EXERCISE:
Write the data below out exactly as it stands. Do not include the pictures.

Content starts

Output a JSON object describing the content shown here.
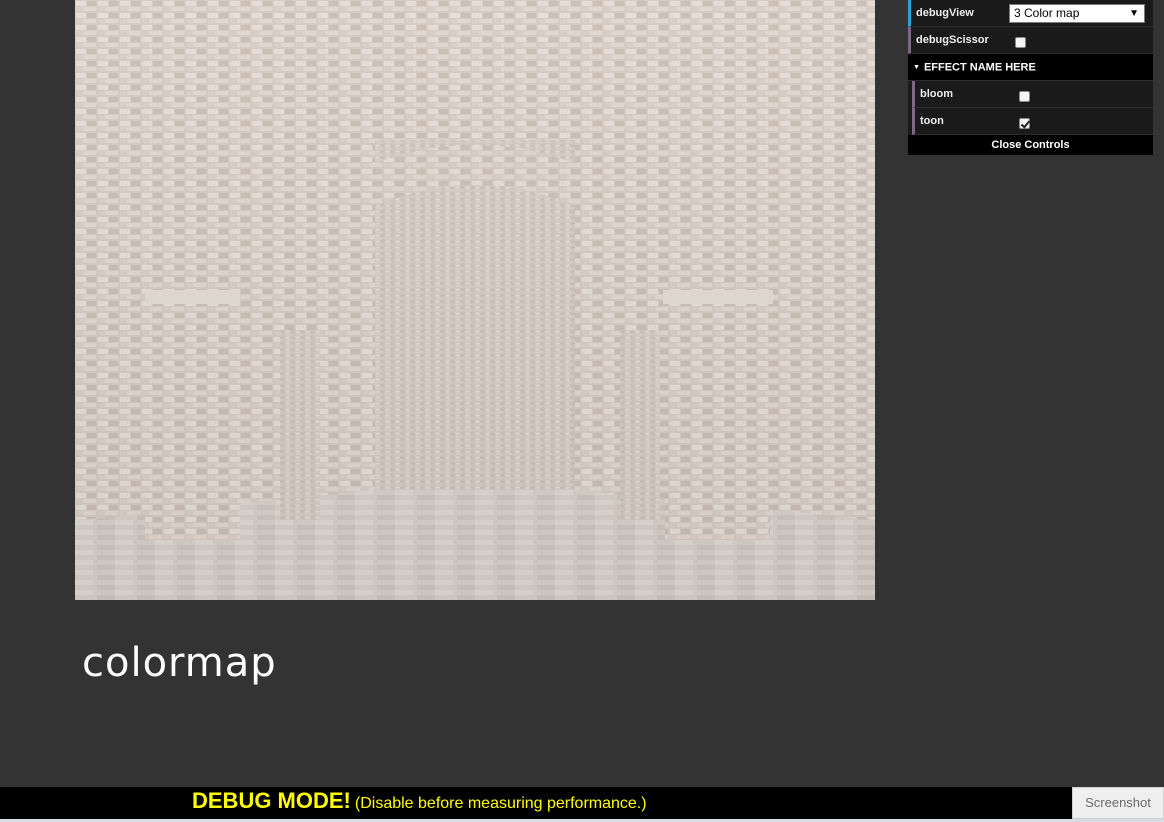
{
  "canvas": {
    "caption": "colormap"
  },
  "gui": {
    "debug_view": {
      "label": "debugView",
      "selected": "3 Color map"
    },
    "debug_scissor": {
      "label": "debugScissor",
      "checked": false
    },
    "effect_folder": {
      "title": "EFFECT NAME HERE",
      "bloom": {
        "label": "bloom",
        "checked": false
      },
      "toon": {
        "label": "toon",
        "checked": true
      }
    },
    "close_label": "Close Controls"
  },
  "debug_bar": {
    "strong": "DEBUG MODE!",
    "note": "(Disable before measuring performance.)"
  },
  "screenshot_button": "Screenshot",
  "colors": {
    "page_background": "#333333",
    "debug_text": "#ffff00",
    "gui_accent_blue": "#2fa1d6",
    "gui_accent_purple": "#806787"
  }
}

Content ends

ANSWER BOX:
Output a JSON object describing the content shown here.
{
  "canvas": {
    "caption": "colormap"
  },
  "gui": {
    "debug_view": {
      "label": "debugView",
      "selected": "3 Color map"
    },
    "debug_scissor": {
      "label": "debugScissor",
      "checked": false
    },
    "effect_folder": {
      "title": "EFFECT NAME HERE",
      "bloom": {
        "label": "bloom",
        "checked": false
      },
      "toon": {
        "label": "toon",
        "checked": true
      }
    },
    "close_label": "Close Controls"
  },
  "debug_bar": {
    "strong": "DEBUG MODE!",
    "note": "(Disable before measuring performance.)"
  },
  "screenshot_button": "Screenshot",
  "colors": {
    "page_background": "#333333",
    "debug_text": "#ffff00",
    "gui_accent_blue": "#2fa1d6",
    "gui_accent_purple": "#806787"
  }
}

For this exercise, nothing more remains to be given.